### INSTRUCTIONS FOR THE TASK
Below are the records. State how many of their lines contain "value", with nothing else.

(Beginning of SUPPLIED DATA)

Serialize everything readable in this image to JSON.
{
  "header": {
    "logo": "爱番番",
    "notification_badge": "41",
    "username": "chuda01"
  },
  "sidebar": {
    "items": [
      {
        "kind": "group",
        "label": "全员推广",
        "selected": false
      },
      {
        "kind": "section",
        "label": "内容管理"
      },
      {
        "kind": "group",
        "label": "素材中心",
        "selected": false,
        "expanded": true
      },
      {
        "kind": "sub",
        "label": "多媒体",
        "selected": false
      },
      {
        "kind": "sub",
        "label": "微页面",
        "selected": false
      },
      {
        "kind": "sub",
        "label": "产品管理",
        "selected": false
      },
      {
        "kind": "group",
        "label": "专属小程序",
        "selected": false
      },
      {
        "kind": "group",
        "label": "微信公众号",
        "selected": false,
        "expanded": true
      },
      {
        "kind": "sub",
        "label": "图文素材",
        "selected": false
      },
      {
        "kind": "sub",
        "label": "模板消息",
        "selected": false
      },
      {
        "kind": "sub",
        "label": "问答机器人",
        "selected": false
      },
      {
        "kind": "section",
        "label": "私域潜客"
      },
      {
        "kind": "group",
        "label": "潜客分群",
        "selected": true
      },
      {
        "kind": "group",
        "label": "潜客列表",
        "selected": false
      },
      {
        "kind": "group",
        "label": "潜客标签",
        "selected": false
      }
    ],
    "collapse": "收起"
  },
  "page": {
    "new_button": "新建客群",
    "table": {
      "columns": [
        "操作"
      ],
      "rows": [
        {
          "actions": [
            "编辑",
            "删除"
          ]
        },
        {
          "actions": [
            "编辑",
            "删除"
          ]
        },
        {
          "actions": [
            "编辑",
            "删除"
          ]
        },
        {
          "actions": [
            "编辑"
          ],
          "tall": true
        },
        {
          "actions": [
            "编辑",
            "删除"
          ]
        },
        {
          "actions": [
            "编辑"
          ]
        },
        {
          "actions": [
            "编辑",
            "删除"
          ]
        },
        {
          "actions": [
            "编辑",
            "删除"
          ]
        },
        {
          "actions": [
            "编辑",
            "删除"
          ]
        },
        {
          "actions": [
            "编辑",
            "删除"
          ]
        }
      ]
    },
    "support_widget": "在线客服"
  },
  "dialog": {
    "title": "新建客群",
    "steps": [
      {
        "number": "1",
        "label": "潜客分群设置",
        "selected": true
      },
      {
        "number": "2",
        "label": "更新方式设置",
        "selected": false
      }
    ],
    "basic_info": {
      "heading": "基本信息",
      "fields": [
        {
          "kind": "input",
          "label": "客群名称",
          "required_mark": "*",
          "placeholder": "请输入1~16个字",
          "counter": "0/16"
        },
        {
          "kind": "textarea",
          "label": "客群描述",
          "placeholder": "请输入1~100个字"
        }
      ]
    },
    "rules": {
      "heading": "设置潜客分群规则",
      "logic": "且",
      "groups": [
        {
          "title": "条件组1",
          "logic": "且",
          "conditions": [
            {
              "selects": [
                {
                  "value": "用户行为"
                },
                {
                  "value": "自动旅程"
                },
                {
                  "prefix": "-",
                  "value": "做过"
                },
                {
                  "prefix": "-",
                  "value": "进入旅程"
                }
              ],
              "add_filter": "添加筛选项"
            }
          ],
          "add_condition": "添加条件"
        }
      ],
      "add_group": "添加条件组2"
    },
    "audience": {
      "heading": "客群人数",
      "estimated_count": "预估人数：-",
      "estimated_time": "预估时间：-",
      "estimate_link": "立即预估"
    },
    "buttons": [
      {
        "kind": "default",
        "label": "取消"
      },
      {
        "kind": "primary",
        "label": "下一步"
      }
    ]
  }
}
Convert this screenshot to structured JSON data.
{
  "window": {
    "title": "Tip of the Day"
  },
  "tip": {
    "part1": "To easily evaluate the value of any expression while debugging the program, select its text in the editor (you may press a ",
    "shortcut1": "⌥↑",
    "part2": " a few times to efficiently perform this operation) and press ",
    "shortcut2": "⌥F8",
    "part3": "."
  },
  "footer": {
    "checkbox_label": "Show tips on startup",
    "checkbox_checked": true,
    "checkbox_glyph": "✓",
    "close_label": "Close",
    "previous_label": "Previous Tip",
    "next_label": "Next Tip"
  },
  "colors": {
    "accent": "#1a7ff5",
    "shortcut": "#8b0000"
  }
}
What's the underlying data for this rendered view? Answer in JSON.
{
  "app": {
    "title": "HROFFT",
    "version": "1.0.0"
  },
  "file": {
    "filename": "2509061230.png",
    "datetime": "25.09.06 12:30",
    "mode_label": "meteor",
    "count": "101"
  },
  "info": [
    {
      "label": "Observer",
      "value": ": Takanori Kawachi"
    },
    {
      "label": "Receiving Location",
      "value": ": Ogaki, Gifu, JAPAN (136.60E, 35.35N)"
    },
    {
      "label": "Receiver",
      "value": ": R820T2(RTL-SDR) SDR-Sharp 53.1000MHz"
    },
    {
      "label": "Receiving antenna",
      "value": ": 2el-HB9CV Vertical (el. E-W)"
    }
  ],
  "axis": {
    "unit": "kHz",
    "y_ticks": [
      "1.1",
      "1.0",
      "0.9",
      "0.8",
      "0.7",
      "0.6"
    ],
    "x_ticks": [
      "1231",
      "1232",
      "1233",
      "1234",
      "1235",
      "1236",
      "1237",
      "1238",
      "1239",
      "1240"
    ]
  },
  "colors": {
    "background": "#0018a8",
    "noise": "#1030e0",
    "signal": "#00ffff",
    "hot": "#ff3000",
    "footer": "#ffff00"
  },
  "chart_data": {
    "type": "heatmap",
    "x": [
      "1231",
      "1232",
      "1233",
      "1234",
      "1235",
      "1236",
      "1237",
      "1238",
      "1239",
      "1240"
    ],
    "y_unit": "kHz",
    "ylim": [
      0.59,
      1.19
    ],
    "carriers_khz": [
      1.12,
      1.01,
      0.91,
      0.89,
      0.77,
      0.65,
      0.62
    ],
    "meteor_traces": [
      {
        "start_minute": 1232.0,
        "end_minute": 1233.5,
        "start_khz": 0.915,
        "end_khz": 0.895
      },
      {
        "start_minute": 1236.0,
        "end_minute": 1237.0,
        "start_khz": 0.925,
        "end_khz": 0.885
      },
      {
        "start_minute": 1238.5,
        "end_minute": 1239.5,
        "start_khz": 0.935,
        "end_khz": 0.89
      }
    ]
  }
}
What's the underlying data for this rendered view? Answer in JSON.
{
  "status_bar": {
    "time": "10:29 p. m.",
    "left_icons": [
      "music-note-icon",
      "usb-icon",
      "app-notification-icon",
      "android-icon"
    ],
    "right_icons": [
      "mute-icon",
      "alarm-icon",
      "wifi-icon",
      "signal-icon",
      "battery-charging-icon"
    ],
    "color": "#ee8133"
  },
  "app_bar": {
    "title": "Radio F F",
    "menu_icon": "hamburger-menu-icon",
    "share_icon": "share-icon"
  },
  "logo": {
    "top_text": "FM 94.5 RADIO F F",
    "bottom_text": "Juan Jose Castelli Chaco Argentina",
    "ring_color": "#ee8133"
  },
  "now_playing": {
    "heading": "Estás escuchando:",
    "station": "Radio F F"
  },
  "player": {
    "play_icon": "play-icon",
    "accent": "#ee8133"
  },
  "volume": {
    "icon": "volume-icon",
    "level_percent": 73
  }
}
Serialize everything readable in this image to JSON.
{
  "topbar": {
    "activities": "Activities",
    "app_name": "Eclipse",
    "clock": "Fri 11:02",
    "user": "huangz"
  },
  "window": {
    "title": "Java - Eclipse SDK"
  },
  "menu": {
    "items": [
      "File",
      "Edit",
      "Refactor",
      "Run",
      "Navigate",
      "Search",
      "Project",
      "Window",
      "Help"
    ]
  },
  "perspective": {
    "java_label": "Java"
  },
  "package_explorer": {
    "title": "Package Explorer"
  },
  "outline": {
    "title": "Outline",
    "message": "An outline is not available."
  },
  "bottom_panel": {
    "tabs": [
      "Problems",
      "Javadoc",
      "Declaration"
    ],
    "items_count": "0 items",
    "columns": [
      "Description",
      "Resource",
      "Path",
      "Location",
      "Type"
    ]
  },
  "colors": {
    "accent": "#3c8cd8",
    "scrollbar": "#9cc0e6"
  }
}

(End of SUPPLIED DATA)

### FINISHED EXERCISE
9